THE FULL ARTICLE TITLE:
Tala H et al. Five-year survival is similar in thyroid cancer patients with distant metastases prepared for radioactive iodine therapy with either thyroid hormone withdrawal or recombinant human TSH. J Clin Endocrinol Metab. May 11, 2011.
SUMMARY OF THE STUDY
This study examined the records of 175 patients with thyroid cancer and spread to bone (28%), lungs (52%) or both (19%) from 1993 to 2010. A total of 35 patients were treated with radioactive iodine after THW, 58 after rhTSH, and 82 patients had THW with one or more treatments and subsequently radioactive iodine was administered after rhTSH.
There was no difference in survival between patients in any of the groups.
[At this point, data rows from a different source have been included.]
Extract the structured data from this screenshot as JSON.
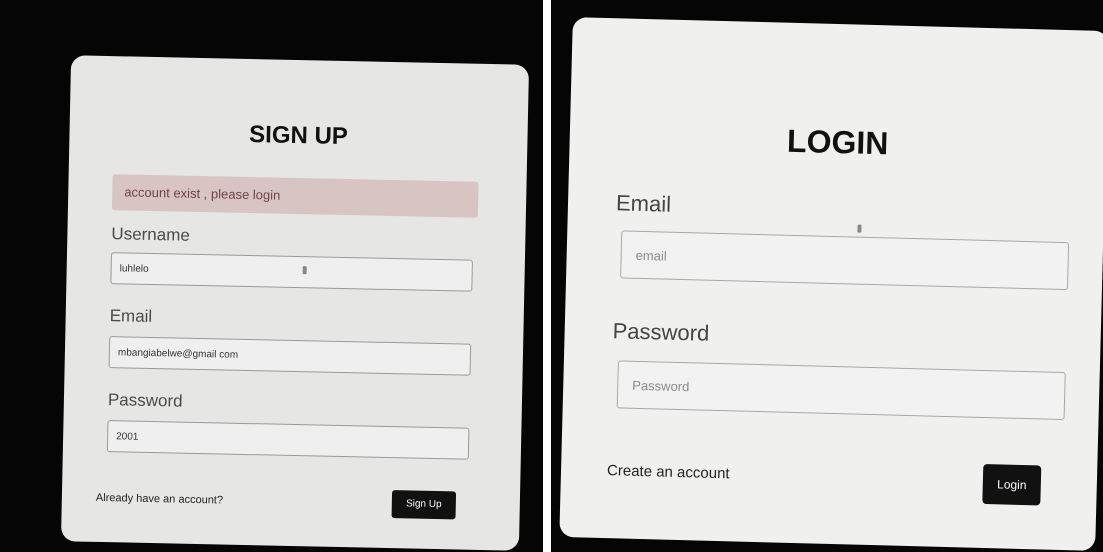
{
  "signup": {
    "title": "SIGN UP",
    "alert": "account exist , please login",
    "username_label": "Username",
    "username_value": "luhlelo",
    "email_label": "Email",
    "email_value": "mbangiabelwe@gmail com",
    "password_label": "Password",
    "password_value": "2001",
    "login_link": "Already have an account?",
    "submit_label": "Sign Up"
  },
  "login": {
    "title": "LOGIN",
    "email_label": "Email",
    "email_placeholder": "email",
    "password_label": "Password",
    "password_placeholder": "Password",
    "create_link": "Create an account",
    "submit_label": "Login"
  },
  "colors": {
    "alert_bg": "#d9c4c4",
    "button_bg": "#111111"
  }
}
Age was the only predictor of overall survival, with a decreased survival in the older patients. Separating out the patients with spread of the cancer to the lung also showed that radioactive iodine after rhTSH was equally effective as after THW. The average survival of patients with spread of the cancer to the lung was 12.5 years.
WHAT ARE THE IMPLICATIONS OF THIS STUDY?
This is the first report to show a similar 5-year survival rate in patients with thyroid cancer metastatic to the lung and bones treated with radioactive iodine after preparation with either THW or rhTSH. This study is exciting because it suggests that most patients can be effectively treated with radioactive iodine after rhTSH and do not have to become hypothyroid for the treatment. Mores studies need to be done to confirm these findings.
—M. Regina Castro, MD
ATA THYROID BROCHURE LINKS
Radioactive Iodine Therapy: http://www.thyroid.org/patients/patient_brochures/radioactive.html